There is one particular case in which both of these are possible. If the bayes net were a tree (i.e. only one parent), then there can’t exist any V-structures. As such, we can split up the tree into multiple independent subtrees (separated by the observed variables). You can sample from these subtrees easily, and you can also easily compute likelihoods.

# Monte Carlo expectation

There are a few ways of computing an expectation, and it might be confusing at first.

We have four equivalent (or approximations) of the same statement

- $\sum_x p(x)f(x)$

- $E_{x\sim p(x)}[f(x)]$

- $\frac{1}{M}\sum_{m}f(x[m])$ when $x$ is sampled from $p$
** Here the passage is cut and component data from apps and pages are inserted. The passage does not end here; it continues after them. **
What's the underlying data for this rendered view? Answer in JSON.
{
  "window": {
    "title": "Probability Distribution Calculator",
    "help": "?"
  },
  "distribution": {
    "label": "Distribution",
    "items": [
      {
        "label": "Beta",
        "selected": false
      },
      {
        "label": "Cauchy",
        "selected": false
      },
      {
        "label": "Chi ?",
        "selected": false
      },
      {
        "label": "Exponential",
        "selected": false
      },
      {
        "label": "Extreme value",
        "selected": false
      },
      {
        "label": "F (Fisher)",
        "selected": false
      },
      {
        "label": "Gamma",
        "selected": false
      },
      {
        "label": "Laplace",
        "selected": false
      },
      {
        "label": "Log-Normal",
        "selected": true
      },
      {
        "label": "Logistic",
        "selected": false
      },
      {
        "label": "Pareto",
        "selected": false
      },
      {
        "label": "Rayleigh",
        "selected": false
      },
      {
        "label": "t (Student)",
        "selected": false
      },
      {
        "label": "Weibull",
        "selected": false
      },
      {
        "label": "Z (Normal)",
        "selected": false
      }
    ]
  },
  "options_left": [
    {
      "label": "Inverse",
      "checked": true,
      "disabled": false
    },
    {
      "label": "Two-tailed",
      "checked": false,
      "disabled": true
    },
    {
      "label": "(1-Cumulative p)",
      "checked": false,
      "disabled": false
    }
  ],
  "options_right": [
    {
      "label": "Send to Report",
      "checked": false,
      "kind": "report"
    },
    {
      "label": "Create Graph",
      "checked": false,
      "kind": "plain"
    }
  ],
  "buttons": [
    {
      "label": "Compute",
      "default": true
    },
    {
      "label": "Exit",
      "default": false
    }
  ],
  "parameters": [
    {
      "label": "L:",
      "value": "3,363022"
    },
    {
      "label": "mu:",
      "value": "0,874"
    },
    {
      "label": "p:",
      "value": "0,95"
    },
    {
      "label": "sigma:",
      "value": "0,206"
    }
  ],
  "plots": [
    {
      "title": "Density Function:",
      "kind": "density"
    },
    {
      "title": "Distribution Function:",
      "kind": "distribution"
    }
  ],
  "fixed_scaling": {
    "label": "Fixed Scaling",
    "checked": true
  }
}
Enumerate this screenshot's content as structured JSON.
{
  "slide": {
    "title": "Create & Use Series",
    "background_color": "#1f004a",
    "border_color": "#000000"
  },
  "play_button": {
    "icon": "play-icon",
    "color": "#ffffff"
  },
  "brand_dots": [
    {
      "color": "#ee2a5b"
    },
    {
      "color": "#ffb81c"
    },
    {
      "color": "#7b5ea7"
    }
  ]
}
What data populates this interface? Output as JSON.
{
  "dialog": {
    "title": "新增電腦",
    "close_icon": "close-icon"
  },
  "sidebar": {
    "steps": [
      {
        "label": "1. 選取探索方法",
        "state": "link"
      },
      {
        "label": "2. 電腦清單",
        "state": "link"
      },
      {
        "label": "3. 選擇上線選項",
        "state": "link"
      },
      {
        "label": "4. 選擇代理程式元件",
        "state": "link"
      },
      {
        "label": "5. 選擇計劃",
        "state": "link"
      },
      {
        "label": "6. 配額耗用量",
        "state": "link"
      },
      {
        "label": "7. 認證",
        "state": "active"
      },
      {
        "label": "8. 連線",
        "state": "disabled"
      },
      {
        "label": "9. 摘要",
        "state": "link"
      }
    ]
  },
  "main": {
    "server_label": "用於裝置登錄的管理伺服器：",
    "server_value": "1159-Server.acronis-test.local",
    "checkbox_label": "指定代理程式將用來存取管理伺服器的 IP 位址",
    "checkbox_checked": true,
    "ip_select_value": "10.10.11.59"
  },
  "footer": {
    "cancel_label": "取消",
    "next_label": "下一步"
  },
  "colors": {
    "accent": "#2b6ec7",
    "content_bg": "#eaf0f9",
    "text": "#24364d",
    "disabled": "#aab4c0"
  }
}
- $\frac{1}{M}\sum_x M[x]f(x)$ when $x$ is sampled from $p$ where $M$ is a count function

The first and second statements are equivalent by definition.

The second and third are equivalent by the Monte Carlo approximation. The expectation is a weighted sum of values across a distribution. That’s kind of like an outsider’s perspective. The Monte Carlo assumes that you have direct data from the distribution. That’s like an insider’s perspective. From this, you can just take the average because the weighting is implicit; it comes from the sampling.

The third and fourth are equivalent because they just express different summations. The first summation is over data points, while the second summation is over values. You can imagine grouping the sumation by data points by the value of those data points, which gets you the fourth equation.